Donovan says it would go for infrastructure improvements, such as a huge expansion of the ski area and upgrades to the golf course.
So, who is going to pay off that $28 million loan and what happens if it defaults?
The money comes from taxes paid by the condo owners and Otten’s share of the resort. If the bank isn’t getting its money, the state would pay off the loan.
DRED commissioner Rose says it’s a good deal.
“Trying to make a $143 million investment to the North Country is a pretty unique opportunity and if for some reason it was unsuccessful well, you would still have an asset that the state would be invested into that we could then work to try to sell to somebody else.”
What’s he’s talking about is that the state’s collateral is part of the resort. The issue would be finding someone who would want to be involved in failed resort, which Rose doesn’t see as a problem.
How long has the state been supporting this?
Pretty much from the start. I asked Commissioner Rose how he could have been so unconditionally enthusiastic from the beginning, promising Otten so much without seeing the hard, financial details.
Here’s what he said:
“I’ve had conversations with lending institutions, I’ve had conservations with folks in the financing sector, I’ve had conservations with others that have what I would refer to as legitimate background and experience in that industry, not the least of which is the Balsams redevelopment team.”
So, if the BFA says it too risky has Otten lost out?
Not necessarily. State officials are eager to see the Balsams reopen. And the BFA’s recommendation goes to the Executive Council and Gov. Hassan. They could overrule the BFA.

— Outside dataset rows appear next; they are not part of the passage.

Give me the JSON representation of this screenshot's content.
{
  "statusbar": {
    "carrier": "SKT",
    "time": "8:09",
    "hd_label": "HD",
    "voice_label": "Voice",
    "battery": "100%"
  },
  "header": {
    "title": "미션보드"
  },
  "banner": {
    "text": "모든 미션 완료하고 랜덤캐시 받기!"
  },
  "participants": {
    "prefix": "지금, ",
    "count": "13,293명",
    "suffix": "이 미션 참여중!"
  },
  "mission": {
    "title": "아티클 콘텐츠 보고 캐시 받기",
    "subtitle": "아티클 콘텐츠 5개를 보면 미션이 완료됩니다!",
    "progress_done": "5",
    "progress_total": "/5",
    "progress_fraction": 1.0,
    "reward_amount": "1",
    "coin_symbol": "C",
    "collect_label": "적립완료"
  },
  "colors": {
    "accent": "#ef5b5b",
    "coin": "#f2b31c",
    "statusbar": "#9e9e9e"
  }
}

Do we have any idea when the BFA will be considering this?
Well, Otten hasn’t filed an application. But when that happens Jack Donovan figures a couple of months.